Published on: 2015-06-01
Edwin L. -C. Lai
PhD, Stanford University
Professor, Department of Economics
Tel (852) 2358 7611
Personal Home Page
AREAS OF EXPERTISE
International trade, industrial organization, technological change, growth, Chinese economy, Internationalization of renminbi
Before joining HKUST in 2009, Edwin Lai was Senior Research Economist and Advisor at the Federal Reserve Bank of Dallas, the Federal Reserve System, USA, from August 2007 to June 2009. Before that he was Assistant Professor at Vanderbilt University, USA, Associate Professor (with tenure) at City University of Hong Kong and Associate Professor (with tenure) at Singapore Management University. Prof. Lai has been a consultant to the World Bank, a visiting scholar with Boston University, Kobe University and University of Munich, visiting fellow (twice) with Princeton University and visiting research fellow with the Hong Kong Institute for Monetary Research. He is a fellow of the CESifo Research Network. He is an associate editor of the journal Review of International Economics. He got his B.Sc. in engineering from University of Hong Kong and A.M. and Ph.D. in economics from Stanford University, USA.

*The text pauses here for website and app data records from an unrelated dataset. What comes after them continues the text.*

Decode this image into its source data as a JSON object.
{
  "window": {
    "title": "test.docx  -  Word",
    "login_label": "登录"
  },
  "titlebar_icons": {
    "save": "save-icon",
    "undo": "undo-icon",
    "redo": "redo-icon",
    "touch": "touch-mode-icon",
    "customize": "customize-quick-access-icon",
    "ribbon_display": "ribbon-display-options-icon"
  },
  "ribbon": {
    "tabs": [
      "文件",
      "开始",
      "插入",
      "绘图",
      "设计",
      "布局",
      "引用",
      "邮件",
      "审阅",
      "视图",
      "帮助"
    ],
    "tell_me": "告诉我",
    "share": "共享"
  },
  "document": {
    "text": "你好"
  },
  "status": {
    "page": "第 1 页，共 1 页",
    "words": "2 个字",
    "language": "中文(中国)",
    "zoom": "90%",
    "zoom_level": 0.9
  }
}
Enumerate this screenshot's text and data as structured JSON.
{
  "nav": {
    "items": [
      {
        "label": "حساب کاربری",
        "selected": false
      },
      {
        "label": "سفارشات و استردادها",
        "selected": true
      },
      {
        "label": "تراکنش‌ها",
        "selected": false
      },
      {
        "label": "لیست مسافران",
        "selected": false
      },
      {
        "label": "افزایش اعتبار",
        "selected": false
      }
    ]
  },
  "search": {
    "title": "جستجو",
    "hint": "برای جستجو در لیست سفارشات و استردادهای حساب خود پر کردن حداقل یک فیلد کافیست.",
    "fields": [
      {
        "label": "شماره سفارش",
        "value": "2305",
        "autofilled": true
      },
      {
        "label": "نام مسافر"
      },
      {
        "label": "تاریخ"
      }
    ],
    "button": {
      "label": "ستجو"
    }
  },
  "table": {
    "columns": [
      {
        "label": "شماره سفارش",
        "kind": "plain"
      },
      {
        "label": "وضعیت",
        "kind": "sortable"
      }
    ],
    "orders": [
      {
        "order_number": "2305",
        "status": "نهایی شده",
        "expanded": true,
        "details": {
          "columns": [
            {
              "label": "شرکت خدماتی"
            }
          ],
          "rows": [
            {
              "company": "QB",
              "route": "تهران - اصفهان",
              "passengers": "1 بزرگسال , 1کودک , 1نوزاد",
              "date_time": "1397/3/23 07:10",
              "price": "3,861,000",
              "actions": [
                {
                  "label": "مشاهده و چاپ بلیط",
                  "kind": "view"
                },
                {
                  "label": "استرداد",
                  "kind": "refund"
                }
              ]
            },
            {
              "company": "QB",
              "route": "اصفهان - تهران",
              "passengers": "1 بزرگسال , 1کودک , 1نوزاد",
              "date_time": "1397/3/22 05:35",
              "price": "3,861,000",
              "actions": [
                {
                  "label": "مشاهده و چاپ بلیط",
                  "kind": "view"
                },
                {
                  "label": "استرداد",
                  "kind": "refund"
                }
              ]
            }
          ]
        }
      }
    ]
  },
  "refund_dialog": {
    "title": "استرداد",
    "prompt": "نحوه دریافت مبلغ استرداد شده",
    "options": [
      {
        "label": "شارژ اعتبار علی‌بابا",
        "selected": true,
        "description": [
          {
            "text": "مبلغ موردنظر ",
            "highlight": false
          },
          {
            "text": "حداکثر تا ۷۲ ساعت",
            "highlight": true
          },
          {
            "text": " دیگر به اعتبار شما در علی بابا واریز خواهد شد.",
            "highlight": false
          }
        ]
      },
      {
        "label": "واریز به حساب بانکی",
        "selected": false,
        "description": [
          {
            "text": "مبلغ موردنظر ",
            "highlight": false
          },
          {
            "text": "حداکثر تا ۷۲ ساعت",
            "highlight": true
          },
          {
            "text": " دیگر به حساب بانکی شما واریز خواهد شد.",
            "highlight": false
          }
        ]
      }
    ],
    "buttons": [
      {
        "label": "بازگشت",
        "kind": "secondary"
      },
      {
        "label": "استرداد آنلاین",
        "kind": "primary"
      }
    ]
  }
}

Prof. Lai has published in American Economic Review, RAND Journal of Economics, International Economic Review, Journal of International Economics and other respected journals in economics. Prof. Lai has published intensively and extensively on the topic of intellectual property protection in the international economy.
SELECTED PAPERS & PUBLICATIONS
- “Invoicing Currency in International Trade: An Empirical Investigation and Some Implications for the Renminbi,” (with Charles Xiangrong YU), World Economy, January 2015.
- "Would Global Patent Protection be too weak without International Coordination?” (with Isabel K.M. Yan) Journal of International Economics, January 2013, pp.42-54.
- “Outsourcing of Innovation,” (with Ray Riezman and Ping Wang), Economic Theory, Volume 38, Number 3, March 2009.
- “Parallel Imports and Price Controls,” (with Gene M. Grossman), RAND Journal of Economics, vol. 39, issue 2 (Summer), 2008.
- “International Protection of Intellectual Property” (with Gene Grossman), American Economic Review, December 2004, pp.1635-1653.
- “The North’s intellectual property rights standard for the South?” (with Larry D. Qiu), Journal of International Economics, 59 (2003), pp.183-209. The paper will also appear in Keith E. Maskus (ed.) The WTO, Intellectual Property Rights and the Knowledge Economy, Edward Elgar, United Kingdom (2004).
- “Adjustment Costs and Gradual Trade Liberalization,” (with Taiji Furusawa) Journal of International Economics, December 1999, pp. 333-361.
- “International Intellectual Property Rights Protection and Rate of Product Innovation,” Journal of Development Economics, February 1998, pp. 133-153.
- "Patent Length and the Rate of Innovation,” (with Andrew Horowitz) International Economic Review, November 1996, pp. 785-801.
- “The Product Cycle and the World Distribution of Income: A Reformulation,” Journal of International Economics, November 1995, pp. 369-382.
[IEMS Academic Seminar]The Potential of the RMB to be a Major Invoicing Currency in the Asia-Pacific Region
Watch Prof Lai explain the key takeaways from the Brief
View full brief (PDF)
By exploring the determinants of various invoicing currencies around the Asia-Pacific region and beyond, Prof. Lai projects the potential of the RMB to be used for inter-regional trade invoicing in the Asia-Pacific, and compared this to the actual amount of RMB used for invoicing. His most surprising finding is that, as of the most recent trade invoicing data available (2012), only RMB 84 billion is actually used in trade invoicing, whereas conservative estimates of the RMB’s potential indicate that RMB 760 billion should be used for such invoicing. This represents an 89% gap between actual usage and potential usage.
Prof. Lai goes on to provide policy recommendations to assuage the large discrepancy between actual and potential RMB usage, and points to a relaxing of state capital controls, allow more convertibility of the RMB, and reform its financial sector much more deeply, amongst other suggestions.
[Bio] Edwin Lai
Photo credit: Close Up of 100 Yuan Note, by David Dennis, BY-NC-SA 2.0 https://flic.kr/p/4mSRzt
Tags: china, currency, internationalization, invoicing, renminbi, RMB, trade